Calf housing is more than just accommodation - it is the home of calves

In modern dairy farming, calves are usually kept separate from the rest of the herd.

There are reasons for this: For the best possible development of the immune system, the germ pressure in the calf area should be kept as low as possible. And calves' requirements of their environment are also different from those of growing or adult cattle.

Adult cattle have no problem with cool temperatures; on the contrary, they can experience heat stress at temperatures as low as 20 °C. Calves, on the other hand, like it a little warmer, but always need access to fresh air.

There is no one right type of housing for calves. Optimal housing depends on many different factors on the farm. We would like to show you some aspects of the right calf housing below.
Zwei Kälber in einem Kälberiglu

Information on the different types of husbandry

Calf rearing in individual housing

In nature, cows deliberately move away from their herd to give birth. The calf is born without an immune system and has to develop it first. After a few days, when the calf's immune system has been fundamentally established, the cow brings it back to the herd.

This behaviour can be adapted by initially keeping the calves individually in calf igloos or individual boxes. According to current regulations, individual housing is permitted for up to eight weeks, but in practice group housing is usually implemented earlier.

Calf rearing in group housing

Calves are social creatures.
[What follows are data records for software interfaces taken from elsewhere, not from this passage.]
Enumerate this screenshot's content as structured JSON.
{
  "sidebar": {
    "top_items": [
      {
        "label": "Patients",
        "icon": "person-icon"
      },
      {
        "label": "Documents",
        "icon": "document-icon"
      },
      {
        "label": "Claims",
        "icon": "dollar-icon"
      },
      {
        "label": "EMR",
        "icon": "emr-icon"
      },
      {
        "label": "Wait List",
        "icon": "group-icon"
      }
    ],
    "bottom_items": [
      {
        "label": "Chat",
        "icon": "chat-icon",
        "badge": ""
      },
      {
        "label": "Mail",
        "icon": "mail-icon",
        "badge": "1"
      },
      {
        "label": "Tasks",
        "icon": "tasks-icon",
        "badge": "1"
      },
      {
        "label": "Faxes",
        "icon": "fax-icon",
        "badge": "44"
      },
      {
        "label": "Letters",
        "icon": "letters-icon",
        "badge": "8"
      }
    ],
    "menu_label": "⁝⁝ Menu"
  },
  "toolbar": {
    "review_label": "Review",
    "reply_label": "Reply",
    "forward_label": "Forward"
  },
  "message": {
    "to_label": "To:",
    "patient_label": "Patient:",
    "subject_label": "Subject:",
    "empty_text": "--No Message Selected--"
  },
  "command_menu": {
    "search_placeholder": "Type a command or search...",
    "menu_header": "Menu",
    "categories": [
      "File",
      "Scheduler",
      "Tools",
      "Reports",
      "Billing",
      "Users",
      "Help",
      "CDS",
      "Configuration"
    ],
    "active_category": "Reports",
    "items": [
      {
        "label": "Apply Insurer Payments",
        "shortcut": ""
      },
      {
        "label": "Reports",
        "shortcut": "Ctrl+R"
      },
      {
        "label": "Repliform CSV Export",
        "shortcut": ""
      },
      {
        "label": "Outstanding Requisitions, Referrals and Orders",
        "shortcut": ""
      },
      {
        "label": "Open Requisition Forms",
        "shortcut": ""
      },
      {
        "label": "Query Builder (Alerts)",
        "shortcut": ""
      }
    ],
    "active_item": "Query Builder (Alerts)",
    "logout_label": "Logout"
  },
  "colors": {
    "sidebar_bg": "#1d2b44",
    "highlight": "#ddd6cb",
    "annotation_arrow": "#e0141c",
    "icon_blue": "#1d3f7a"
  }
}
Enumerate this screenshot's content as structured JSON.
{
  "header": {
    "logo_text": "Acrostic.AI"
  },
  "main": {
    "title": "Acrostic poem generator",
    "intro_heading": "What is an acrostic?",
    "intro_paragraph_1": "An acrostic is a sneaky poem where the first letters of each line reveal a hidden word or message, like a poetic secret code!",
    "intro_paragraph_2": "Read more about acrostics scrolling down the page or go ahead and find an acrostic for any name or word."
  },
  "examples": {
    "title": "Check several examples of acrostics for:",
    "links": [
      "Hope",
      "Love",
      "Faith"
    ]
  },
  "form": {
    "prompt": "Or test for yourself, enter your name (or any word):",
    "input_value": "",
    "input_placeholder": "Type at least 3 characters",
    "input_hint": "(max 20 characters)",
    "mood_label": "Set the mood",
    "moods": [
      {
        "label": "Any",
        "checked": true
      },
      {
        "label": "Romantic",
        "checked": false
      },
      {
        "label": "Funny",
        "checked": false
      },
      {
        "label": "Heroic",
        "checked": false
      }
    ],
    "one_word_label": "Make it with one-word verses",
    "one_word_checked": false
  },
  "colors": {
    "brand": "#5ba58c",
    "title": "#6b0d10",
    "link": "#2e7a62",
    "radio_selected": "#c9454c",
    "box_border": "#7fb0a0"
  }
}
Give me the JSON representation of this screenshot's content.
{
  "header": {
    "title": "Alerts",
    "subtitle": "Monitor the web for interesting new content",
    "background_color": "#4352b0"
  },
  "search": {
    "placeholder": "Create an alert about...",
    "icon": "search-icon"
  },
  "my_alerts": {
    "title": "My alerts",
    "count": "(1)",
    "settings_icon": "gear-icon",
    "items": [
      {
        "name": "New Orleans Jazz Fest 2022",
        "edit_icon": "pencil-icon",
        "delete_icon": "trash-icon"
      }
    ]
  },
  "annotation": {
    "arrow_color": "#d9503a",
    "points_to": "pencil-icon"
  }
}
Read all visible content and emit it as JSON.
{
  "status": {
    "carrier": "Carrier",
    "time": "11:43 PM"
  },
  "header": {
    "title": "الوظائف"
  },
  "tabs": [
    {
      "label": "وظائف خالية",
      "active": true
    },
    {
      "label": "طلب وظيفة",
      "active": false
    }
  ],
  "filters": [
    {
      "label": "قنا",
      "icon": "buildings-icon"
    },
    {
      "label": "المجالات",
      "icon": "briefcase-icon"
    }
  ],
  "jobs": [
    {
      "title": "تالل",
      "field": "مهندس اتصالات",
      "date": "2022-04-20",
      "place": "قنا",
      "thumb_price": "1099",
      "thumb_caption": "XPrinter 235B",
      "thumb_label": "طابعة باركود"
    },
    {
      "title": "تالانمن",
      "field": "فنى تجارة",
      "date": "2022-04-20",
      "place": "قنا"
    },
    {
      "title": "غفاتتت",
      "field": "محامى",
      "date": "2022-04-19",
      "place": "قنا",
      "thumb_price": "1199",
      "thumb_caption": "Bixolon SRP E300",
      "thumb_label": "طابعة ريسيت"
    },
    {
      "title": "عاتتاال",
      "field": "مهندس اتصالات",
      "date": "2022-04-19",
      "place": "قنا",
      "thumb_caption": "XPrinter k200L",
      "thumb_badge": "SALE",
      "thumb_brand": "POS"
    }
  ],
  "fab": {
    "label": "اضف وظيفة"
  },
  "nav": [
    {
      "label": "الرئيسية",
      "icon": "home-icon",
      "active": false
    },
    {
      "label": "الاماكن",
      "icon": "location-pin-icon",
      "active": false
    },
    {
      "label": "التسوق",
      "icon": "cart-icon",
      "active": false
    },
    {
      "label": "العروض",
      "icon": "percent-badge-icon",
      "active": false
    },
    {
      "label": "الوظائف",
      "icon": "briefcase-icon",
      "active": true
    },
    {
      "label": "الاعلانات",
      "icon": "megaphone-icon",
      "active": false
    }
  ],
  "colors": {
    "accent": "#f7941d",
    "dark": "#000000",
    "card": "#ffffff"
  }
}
For many years, studies have shown that keeping calves in groups has a positive effect on their health, social behaviour and feeding behaviour: calves kept together in calf boxes or hutches showed less stress at weaning, better feed intake and weight gain and were fitter overall.

Whether calves are initially kept individually for fear of pathogens or in groups to take account of their natural social behaviour is currently still at the farmer's decision.

Animal Welfare Regulation

Whether individually or in groups, every calf needs enough space.

In nationalen Vorschriften ist das Mindestplatzangebot für Kälber geregelt. Hier finden Sie eine Übersicht aller Kälberboxen, Kälberhütten und Kälberiglus von Kerbl im Rahmen der jeweiligen nationalen Verordnungen für Deutschland, Österreich, Schweiz, Niederlande, Belgien, Italien und FinnlandThe minimum space requirements for calves are regulated in national regulations. Here you will find an overview of all Kerbl calf boxes, calf hutches and calf igloos within the framework of the respective national regulations for Germany, Austria, Switzerland, the Netherlands, Belgium, Italy and Finland.

Different types of housing

Modern calf boxes: safe and comfortable accommodation for your calves

Calf boxes are generally set up indoors, but at least under cover. The entire area of the calf box is littered. Our calf boxes 14610, 14611 and Calf Box Premium 14616 have a raised floor grille that allows liquids to drain away.

The modular calf box can be easily assembled and dismantled on flat surfaces and can be stacked to save space when not in use. Calf boxes are available for both individual and group housing.

Calf igloos: protection and well-being for young animals during rearing

Calf igloos are characterised by the fact that the bedded lying area is covered and an open area in front of it offers the calves additional space. They can be set up outdoors, but additional weather protection must be provided depending on the weather conditions.

As a rule, the igloos are set up directly on the appropriate surface. There are calf igloos for individual housing and larger igloos for group housing.

Modular fenced stabling: flexible and efficient calf accommodation

The modular fenced stabling system is a flexible housing system for calves in group housing. The stabling is set up indoors or in covered areas. As a rule, the entire surface of the stable is littered. If the stable is not needed, it can be stored to save space.